Chris Pine continues his struggle to not be pigeonholed as another Chris Hemsworth and does a damn fine job this go round at proving his point. The back and forth of Jeff Bridges, who continues his glorious walkoff homerun that has been his career’s third act, with Gil Birmingham is as enjoyable as the barber shop banter of Clint Eastwood and John Carroll Lynch in Gran Torrino. Dale Dickey shows up in one of her atypical small roles to brilliantly steal her scene as per usual, even on her own standards she hasn’t owned the camera this well since Winters Bone. Though if we are talking actors, the most important conversations we should be having at this moment being, when are we going to start giving Ben Foster some genuine credit? Hasn’t the guy put in as much work over the last ten years as the Carradine’s collectively did in the 90’s? Feels that way at least. He consistently is in overlapping releases, this year showing up in four films (not to mention a short) and still we go “Ben who?” whenever his name comes up. His inevitable nod in the “best supporting actor” category speaks to his deserving better.

 

Any film with Van Zandt’s “Dollar Bill Blues” and Waylon’s “You Ask Me To” playing will obviously speak straight to my heart, those two songs alone keep my opinions positive over all about the soundtrack, though with everyone I have talked with making such a big hoorah about Nick Cave helping score the film; certainly he does a passable job where nothing on screen is left overtly worth complaining about, though the overall experience might as well be an onscreen adaption of a typical Cave album with two or three brilliant songs standing out amidst a white washed bleh of mediocre carbon copied style shading in the rest. To put it into perspective we can agree it far outshines that train wreck of Jonny Greenwoods on There Will Be Blood (if he was just gonna lay on the keyboard for two and a half hours the least he could have done was shown a little respect to everyone else putting in better work on the project by turning the volume down). So unless your heart skips a beat at the mention of Danny Elfman this one meets general expectations, though if you go in believing all of the cardboard words from cardboard people about perceived brilliance you will find yourself setback at its average tone that is unless you found Matt Barr’s role as Johnse on Hatfields & McCoys to be an authentic homage to roughneck culture in which case prepare to have your mind blown (anyone else still livid about whatever bullshit boots he had those Diesel jeans slipped over on episode two? I haven’t been that disgusted  since the weekend I thought it would be entertaining to read over live tweets from Coachella).

 

Although we see once again the theme of banks being the perpetual ominous “them” standing aggressively at odds with the consistently degraded “us,” the toughness and truth of the film rises out of the philosophical undertones of the separate Pine/Foster and Bridges/Birmingham dynamics which functions under the guise of humor.
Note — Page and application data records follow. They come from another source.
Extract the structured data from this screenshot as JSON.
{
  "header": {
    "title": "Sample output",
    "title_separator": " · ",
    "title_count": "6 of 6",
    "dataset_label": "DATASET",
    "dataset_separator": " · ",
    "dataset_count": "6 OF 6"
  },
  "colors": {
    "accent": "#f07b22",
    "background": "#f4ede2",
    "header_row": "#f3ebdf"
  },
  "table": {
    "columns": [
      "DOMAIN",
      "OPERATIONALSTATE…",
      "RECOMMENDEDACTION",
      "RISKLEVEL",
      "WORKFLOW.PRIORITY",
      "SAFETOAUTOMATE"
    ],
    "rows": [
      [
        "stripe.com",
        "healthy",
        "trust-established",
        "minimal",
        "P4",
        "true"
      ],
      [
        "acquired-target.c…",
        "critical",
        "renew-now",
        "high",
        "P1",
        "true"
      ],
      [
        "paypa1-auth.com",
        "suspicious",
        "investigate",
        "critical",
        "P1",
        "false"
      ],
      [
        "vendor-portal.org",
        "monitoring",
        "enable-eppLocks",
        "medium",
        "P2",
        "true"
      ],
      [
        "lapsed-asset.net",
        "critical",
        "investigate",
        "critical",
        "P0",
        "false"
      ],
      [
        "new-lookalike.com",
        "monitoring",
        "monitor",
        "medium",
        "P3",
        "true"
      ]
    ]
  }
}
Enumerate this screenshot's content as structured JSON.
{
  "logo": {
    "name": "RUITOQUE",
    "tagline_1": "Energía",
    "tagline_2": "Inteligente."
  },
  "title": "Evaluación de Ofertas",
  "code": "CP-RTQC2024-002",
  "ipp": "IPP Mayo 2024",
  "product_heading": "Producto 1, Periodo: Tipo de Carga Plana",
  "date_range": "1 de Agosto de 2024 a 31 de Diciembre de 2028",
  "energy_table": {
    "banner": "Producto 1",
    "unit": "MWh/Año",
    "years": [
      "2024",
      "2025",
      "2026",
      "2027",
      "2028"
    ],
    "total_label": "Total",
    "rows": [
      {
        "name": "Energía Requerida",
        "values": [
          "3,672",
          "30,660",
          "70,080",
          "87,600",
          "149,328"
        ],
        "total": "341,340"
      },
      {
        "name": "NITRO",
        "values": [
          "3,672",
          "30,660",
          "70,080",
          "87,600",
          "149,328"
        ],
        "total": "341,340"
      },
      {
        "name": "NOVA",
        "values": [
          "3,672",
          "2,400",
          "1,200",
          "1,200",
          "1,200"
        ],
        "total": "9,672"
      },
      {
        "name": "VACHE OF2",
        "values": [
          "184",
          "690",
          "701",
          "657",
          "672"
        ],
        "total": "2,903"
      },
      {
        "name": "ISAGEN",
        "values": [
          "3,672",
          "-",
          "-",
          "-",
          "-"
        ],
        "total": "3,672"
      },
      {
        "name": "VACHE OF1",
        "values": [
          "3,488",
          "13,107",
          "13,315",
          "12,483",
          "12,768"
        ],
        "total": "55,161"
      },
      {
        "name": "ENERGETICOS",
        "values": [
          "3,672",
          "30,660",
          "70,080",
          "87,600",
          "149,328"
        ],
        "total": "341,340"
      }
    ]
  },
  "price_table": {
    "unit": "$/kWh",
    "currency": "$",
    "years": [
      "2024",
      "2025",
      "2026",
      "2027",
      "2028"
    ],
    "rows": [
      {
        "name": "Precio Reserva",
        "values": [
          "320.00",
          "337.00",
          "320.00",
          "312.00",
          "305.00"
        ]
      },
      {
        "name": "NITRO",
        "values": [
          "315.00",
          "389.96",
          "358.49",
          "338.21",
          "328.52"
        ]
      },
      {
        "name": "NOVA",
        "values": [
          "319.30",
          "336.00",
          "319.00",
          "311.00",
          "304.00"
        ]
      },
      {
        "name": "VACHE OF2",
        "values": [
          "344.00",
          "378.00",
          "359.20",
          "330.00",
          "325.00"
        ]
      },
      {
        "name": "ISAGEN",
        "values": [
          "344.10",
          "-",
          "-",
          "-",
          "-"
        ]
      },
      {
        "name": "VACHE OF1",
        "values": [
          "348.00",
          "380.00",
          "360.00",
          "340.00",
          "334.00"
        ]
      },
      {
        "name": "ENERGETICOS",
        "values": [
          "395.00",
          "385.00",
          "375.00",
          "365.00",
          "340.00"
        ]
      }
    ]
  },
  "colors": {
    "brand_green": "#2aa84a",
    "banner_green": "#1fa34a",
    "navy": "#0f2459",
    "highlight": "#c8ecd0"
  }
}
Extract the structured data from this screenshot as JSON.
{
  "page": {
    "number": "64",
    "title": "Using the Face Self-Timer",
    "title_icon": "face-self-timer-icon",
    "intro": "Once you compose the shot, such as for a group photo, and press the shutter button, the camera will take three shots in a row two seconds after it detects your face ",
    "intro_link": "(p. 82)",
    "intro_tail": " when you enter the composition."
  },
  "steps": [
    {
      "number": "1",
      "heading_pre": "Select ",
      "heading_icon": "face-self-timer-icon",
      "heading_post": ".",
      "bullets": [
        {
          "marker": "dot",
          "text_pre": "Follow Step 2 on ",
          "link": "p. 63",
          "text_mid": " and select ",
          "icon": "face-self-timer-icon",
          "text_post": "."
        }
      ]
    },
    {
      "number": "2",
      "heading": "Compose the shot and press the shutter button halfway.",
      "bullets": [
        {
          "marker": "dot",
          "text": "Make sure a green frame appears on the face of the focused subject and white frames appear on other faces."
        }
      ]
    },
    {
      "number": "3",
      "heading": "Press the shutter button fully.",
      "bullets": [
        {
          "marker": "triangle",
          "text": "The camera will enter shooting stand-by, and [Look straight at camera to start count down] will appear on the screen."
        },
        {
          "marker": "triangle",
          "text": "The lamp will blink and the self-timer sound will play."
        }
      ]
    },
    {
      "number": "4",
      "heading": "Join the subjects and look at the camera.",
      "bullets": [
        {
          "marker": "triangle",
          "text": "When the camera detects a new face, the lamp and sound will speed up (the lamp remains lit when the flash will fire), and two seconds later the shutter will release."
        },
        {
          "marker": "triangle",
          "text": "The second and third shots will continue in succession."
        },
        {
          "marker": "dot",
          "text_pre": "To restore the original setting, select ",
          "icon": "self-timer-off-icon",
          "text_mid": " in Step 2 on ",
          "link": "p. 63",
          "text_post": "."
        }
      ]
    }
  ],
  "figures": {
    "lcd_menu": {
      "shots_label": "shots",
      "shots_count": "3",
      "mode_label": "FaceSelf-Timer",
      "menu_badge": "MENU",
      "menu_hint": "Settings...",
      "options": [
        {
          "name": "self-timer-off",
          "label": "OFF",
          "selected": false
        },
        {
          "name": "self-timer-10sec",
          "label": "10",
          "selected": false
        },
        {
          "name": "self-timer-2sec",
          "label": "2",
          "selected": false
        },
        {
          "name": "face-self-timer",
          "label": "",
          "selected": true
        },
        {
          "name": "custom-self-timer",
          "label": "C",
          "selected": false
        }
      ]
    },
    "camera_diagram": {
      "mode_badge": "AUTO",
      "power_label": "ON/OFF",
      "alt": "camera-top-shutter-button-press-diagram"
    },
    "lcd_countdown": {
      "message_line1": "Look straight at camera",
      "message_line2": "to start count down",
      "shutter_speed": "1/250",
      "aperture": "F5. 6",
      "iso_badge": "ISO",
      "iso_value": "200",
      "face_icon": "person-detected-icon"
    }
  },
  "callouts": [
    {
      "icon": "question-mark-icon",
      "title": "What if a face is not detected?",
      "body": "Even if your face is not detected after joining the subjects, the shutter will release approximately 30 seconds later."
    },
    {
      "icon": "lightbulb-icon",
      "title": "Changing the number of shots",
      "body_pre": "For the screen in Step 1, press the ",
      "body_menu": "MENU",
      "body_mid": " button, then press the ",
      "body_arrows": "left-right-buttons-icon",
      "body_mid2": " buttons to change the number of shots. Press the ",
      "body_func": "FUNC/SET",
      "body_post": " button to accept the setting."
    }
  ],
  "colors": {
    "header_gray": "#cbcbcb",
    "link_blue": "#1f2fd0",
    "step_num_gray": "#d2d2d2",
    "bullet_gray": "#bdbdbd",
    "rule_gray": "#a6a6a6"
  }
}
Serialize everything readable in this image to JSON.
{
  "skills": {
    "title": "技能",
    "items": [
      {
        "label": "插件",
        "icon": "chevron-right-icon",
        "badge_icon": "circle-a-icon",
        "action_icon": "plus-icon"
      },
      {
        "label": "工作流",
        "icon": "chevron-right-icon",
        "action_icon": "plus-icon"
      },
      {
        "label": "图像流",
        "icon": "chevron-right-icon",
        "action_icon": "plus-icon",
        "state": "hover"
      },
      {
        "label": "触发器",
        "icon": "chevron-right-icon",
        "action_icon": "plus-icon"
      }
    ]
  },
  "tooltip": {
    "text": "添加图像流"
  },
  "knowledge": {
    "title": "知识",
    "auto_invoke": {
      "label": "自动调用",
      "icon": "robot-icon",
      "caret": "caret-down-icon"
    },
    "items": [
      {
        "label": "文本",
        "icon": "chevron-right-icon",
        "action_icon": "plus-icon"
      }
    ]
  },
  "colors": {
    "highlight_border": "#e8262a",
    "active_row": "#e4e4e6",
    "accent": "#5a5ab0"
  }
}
Hell or High Water is hilarious, its expression of the human spirit through old dogs still having their greatest fight left in them holds valid emotional depth; if we were to rank films along the curve of longevity of relevance and enjoyment, amidst all the greatness we have had the privileged to see over the year, this film sits firmly at number one as what will be revisited with thirst time and time again infinitum.